Recently, a team from Marshall Skills Academy attended the World Aviation Training Summit (WATS 2022) in Orlando, Florida. The event took place over four days with networking, conference sessions and an exhibition. The primary aim for attending was to gain greater insight into industry trends, challenges, best practice, and emerging training technologies. The team found their time at WATS extremely valuable and therefore wanted to share some of their key takeaways.
The importance of maintaining the aircraft maintenance workforce
There is a clear need to protect the current demographic of the aircraft maintenance industry as the pandemic has increased attrition from the industry worldwide with many professionals later in their careers choosing to retire rather than wait for the industry to recover. The team attended a fantastic talk by Steve Platt (Hawaiian Airlines) who highlighted a poignant message that we as trainers are responsible to help professionals in the industry develop practical change management and change resilience skills. Marshall Skills Academy have responded to this by renewing its focus on its bitesize offering focused on helping our customers embrace change.
Stop using tokenism in the promotion of diversity
Tammera L. Holmes (Aerostar Avion Institute) led an engaging talk with a hard-hitting message that the industry must stop using tokenism in its promotion of diversity. We need collectively, as an industry, to move towards sharing genuine representation to help tap into a large pool of potential talent. A talent pool that is desperately needed to help meet the huge demand for skilled aircraft maintenance engineers. Even with the impact of the pandemic, Airbus predicts that over 700,000 new engineers are needed by 2040 to keep the world’s fleet flying safely. Genuine representation will positively influence how relatable and accessible the industry feels. Furthermore, this not just about influencing the potential talent but also capturing those that influence them, family, and teachers etc., as these individuals have tremendous influence over their future career decisions.

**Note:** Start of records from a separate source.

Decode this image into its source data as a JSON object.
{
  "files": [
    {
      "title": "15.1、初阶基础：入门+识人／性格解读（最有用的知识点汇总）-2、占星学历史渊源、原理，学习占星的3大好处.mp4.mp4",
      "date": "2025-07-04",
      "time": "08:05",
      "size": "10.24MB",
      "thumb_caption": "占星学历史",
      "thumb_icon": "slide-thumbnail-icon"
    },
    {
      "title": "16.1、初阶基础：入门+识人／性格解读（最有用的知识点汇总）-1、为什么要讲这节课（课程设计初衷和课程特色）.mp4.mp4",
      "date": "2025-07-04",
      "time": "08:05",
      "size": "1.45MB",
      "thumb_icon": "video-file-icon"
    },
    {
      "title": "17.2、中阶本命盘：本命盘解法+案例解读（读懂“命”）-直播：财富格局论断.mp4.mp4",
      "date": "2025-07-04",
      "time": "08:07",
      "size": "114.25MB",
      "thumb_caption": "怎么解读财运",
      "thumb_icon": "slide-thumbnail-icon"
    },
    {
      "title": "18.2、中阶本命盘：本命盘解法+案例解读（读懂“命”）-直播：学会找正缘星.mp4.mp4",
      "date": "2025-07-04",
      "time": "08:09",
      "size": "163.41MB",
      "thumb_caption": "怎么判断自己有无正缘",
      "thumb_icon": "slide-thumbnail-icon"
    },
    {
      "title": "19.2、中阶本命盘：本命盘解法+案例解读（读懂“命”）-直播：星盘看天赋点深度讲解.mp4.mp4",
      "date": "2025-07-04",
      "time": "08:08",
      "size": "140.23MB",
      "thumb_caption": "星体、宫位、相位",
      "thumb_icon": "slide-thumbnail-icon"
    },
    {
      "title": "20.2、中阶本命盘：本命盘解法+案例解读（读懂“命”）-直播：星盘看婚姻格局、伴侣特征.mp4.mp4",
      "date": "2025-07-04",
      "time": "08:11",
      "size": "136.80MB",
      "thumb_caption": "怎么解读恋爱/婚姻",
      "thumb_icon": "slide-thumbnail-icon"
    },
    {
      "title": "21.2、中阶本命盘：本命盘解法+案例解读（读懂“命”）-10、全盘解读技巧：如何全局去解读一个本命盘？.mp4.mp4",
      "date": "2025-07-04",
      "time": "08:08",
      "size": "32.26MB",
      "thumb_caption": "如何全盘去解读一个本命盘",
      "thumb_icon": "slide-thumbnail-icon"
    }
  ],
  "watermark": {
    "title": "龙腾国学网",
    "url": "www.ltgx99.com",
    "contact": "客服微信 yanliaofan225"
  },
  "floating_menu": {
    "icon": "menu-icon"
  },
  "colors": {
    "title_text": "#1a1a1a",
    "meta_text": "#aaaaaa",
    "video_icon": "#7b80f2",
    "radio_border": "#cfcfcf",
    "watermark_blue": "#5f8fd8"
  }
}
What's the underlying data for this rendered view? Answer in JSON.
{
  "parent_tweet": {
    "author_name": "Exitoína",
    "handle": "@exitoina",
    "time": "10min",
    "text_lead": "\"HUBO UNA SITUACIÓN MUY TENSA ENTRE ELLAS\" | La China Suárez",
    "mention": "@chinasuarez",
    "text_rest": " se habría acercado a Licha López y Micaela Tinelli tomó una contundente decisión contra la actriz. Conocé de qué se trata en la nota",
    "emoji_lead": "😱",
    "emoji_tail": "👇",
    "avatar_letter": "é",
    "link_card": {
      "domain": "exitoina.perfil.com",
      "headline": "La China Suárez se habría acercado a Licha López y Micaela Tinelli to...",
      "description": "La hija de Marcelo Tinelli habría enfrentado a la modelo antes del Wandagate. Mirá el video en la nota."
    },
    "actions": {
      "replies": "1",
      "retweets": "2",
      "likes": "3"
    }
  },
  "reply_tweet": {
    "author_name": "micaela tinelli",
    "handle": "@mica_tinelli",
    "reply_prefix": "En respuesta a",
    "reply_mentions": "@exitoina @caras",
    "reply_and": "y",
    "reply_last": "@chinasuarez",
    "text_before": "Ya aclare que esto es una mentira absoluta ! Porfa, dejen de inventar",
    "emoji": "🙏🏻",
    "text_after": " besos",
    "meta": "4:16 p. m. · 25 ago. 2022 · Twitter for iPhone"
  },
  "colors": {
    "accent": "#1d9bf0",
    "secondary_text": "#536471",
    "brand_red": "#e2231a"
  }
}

Embracing new and overlooked tools for training and assessing competency
In terms of techniques and technology that stood out to the team, they were most impressed with the offering of dynamic schematics and live (dummy) aircraft systems for example a fully functioning FMS (Flight Management System) that can be used to practice in accordance with an Aircraft Maintenance Manual, providing context to learning.
It is also important to consider the learning that is required and what the most appropriate method is. The use of technology needs careful consideration to determine whether it augments more traditional learning or replaces it and how it meets the needs of individual learning styles. There will always be a place for a pen and paper!
Safety and organisational consultant, Angeline Ram spoke about the impact of behaviours on safety in aviation and strongly advocated a tool that was introduced to the industry in the late 1990’s called NOTECHs Assessment. This tool provides a great way to assess behaviours and Marshall Skills Academy will spend some time learning more about these tools and the value they can potentially add to our learners, customers, and us as a training provider.